Another day trip to Sydney, this time to Bondi. It would be great if I was going to “Sculpture by the Sea”, but no. Yet another medical appointment. Today marks 4 years since my health started unravelling. Living with cancer is tough. You often hear it described as a “battle”, however many don’t like that term as it infers that if you lose the battle you weren’t fighting hard enough. Those that do survive, must’ve fought harder. In my case I don’t think the analogy works anyway because the last few years has been a pretty passive process for me. Things being done *to* me rather than *by* me. It’s often felt like I’m just curled up in a ball while cancer kicks me repeatedly. Occasionally it, or perhaps more accurately, the treatment side-effects, seem to get bored and leave me alone for a little bit and I can catch my breath. But when I do try to get up & do something, I get whacked from behind again and I’m back on the ground.
However, despite this frustrating and oftentimes painful cycle over the last 4 years, I have also been able to see how genuine good can come despite, and even from, deep personal pain and suffering. And not just for me personally through a changed outlook on life and new opportunities, but also seeing the good in the many family, friends, colleagues, scientists and healthcare workers that have helped and supported me over that period (too many to name, but you know who you are!). But this raises an important question for me. Perhaps an unfortunate by-product of huge advances in medical science and other fields over the last 50-100 years, which have played a big part in me still being alive today, is that many in the west, including myself (despite being a doctor!), are surprised by suffering. We can go so long these days without having to ever confront it head on in any personal or existential way. At the slightest hint of trouble, there are so many quick fixes available to us that we can find a way to avoid even the potential for discomfort, pain or suffering. This might work in the short term, for us as individuals anyway, but i think it has the potential for wide ranging, longer term, unintended consequences. It can mean that we, and those around us, aren’t as well equipped to process or deal with genuine suffering when it does inevitably come.

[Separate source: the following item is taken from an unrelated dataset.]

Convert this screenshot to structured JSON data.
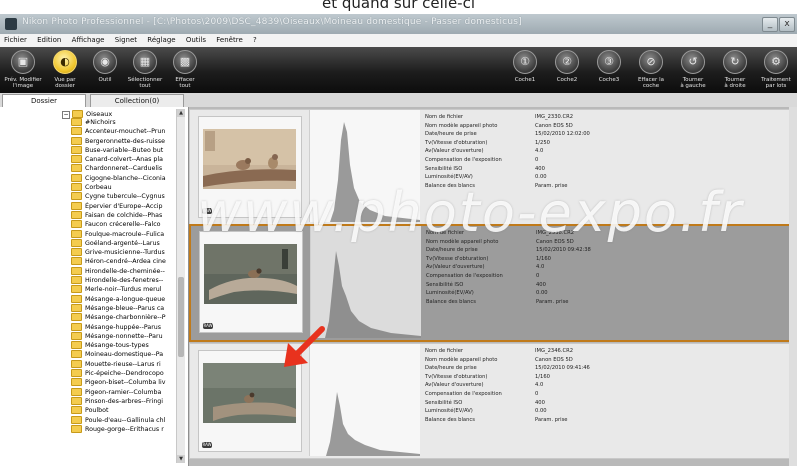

Lack of exposure to minor setbacks & suffering, or reduced opportunities to support those around us in their times of suffering, mean we haven’t developed the mental resilience that can prove so beneficial when we are inevitably faced with more severe and permanent setbacks. Our families and friends are in a similar boat, so they may not have a framework to help us through difficult times. It also makes me wonder what good things we might be missing out on due to our risk aversion and because of our assumption that no good can come from suffering. And are are we just perpetuating the problem? Making it harder to have genuine conversations about how we are really feeling, because we don’t want to burden others with the pain and suffering that we are experiencing? So we internalise it, not only making it worse for ourselves, but probably, ultimately, worse for those around us who we love and care about, and are trying to protect.
There are no easy answers here. I think we should try and relieve pain and suffering wherever we can, but i do think we also need to try and re-frame the discussion and consider what opportunity costs and possible downsides there are to some aspects of our current approaches. We should realise that, ultimately, pain and suffering is a universal human experience, no matter how much we try to avoid it. We need to consider, as a society and as individuals, how are we are going to approach it? What can we learn from it? How can we grow from it? How we can we share genuinely from our own experience of it? And perhaps most importantly, how can we best help those that are in the midst of it?